We're used to seeing DVD/TV combos on smaller sets from budget manufacturers, but it's not all that often you see them from big-name brands. Sony has updated the 2-in-1 concept here -- this 40-inch LCD TV has a Blu-ray player tucked away on the right-hand side of its chassis. Priced at around £800, is it a great money and space saver, or just a car-crash combo?
Beast of a box
The set uses traditional CCFL for backlighting rather than LEDs. This, combined with the extra girth needed to house the on-board Blu-ray player, means it's quite a chunky beast, measuring a full 116mm deep. The rest of the design isn't much to get excited about, either. It's decked out in a pretty anonymous glossy black finish with just an aluminium-style panel across the bottom to add a touch of interest.
Despite the addition of the Blu-ray drive, Sony has still included three HDMI ports, along with component and Scart inputs, which is a sensible move. For digital-media playback and Internet streaming, the TV also has two USB ports and an Ethernet jack, which it puts to good use. You can use the USB port to play music files, photos and videos -- including those in DivX and Xvid formats. You can also stream media across a network to the set using either the Ethernet ports or an optional Wi-Fi adaptor that connects to one of the USB ports. Like other TVs we've reviewed recently with this feature, the set would only stream videos from a Windows 7 laptop -- it refused to work with a Vista PC and a Linksys network-attached-storage (NAS) drive.
More impressive is the set's line-up of Internet-streaming services. These include staples such as YouTube and Dailymotion, alongside some more exciting options like Lovefilm, Five On Demand, Eurosport and -- perhaps most useful of all -- the BBC's iPlayer. All are very easy to use and work surprisingly well.
Would you like Blu-ray with that?
The integrated Blu-ray player is mounted vertically on the right-hand side of the TV and hidden well enough that unless you're actually looking for it, you wouldn't know it's there. It uses a slot-loading mechanism and is very quiet, even when a disc is spinning in the drive -- which is good news if you're planning on using the set in a smaller space, such as a bedroom. The player is reasonably well specified and includes support for BD-Live content.

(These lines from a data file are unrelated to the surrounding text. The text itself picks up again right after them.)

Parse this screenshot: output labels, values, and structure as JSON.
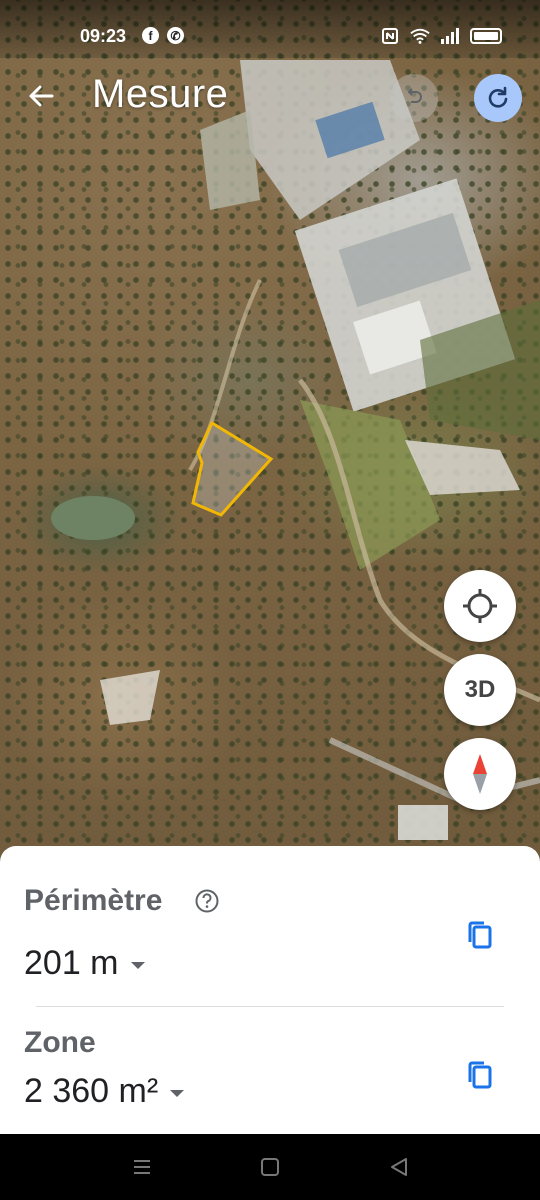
{
  "status_bar": {
    "time": "09:23",
    "left_icons": [
      "facebook-icon",
      "whatsapp-icon"
    ],
    "right_icons": [
      "nfc-icon",
      "wifi-icon",
      "signal-icon",
      "battery-icon"
    ]
  },
  "header": {
    "title": "Mesure",
    "back_icon": "arrow-left-icon",
    "undo_icon": "undo-icon",
    "redo_icon": "redo-icon"
  },
  "map_controls": {
    "locate_icon": "my-location-icon",
    "view_3d_label": "3D",
    "compass_icon": "compass-icon"
  },
  "measurement": {
    "perimeter_label": "Périmètre",
    "perimeter_value": "201 m",
    "area_label": "Zone",
    "area_value": "2 360 m²"
  },
  "colors": {
    "accent": "#1a73e8",
    "redo_bg": "#a8c7fa",
    "polygon": "#f2b705",
    "compass_red": "#ea4335"
  },
  "navbar_icons": [
    "menu-icon",
    "home-icon",
    "back-icon"
  ]
}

Unlike most budget combo sets, the Blu-ray player on this model is superbly integrated into the TV's excellent XrossMediaBar menu system. The XcrossMediaBar is also used to control all of the set's other features, including the media-streaming functions and picture and sound settings. The TV's electronic programme guide (EPG) is superb, as not only does it have a clean layout that's easy to follow, it's also quick to navigate around and shows a thumbnail view of the current channel in the top left-hand corner.
Looks good, sounds bad
When it comes to picture quality, the Sony puts in quite a polished performance. High-definition pictures either from the on-board Freeview HD tuner or the Blu-ray drive look impressively crisp with razor-sharp edge detail. Standard-definition channels on Freeview also tend to look more than acceptable, although obviously there are limits to what the set's picture-processing can achieve, especially when detailing with some of Freeview's more heavily compressed channels. The EX43B does an impressive job of teasing out shadow detail in darker scenes, and colours look refreshingly natural with skin tones especially lifelike.
All is not perfect, however. Although black levels are generally quite good, they're not as inky as most of today's LED-backlit sets. Since the TV also lacks the MotionFlow processing that you find on Sony's higher-end models, motion doesn't always look as smooth as perhaps it could.
Many of today's TVs struggle to produce decent sound, and, unfortunately, that's the case here. You'd think the extra girth of the chassis would have given the Sony engineers enough space to add beefier speakers, but that hasn't happened, sadly. Instead, the internal speakers, which are mounted just behind the bottom lip of the set, tend to produce quite weedy audio that lacks low-end punch. As a result, music channels and action clips in TV shows tend to sound a little flat.
We had our reservations about building a Blu-ray player into a set of this size, but Sony has managed to integrate the two surprisingly well with the Bravia KDL-40EX43B. The set also has some great support for Internet services and produces impressively sharp and vivid pictures. Its weedy sound, however, lets the side down.
Edited by Emma Bayly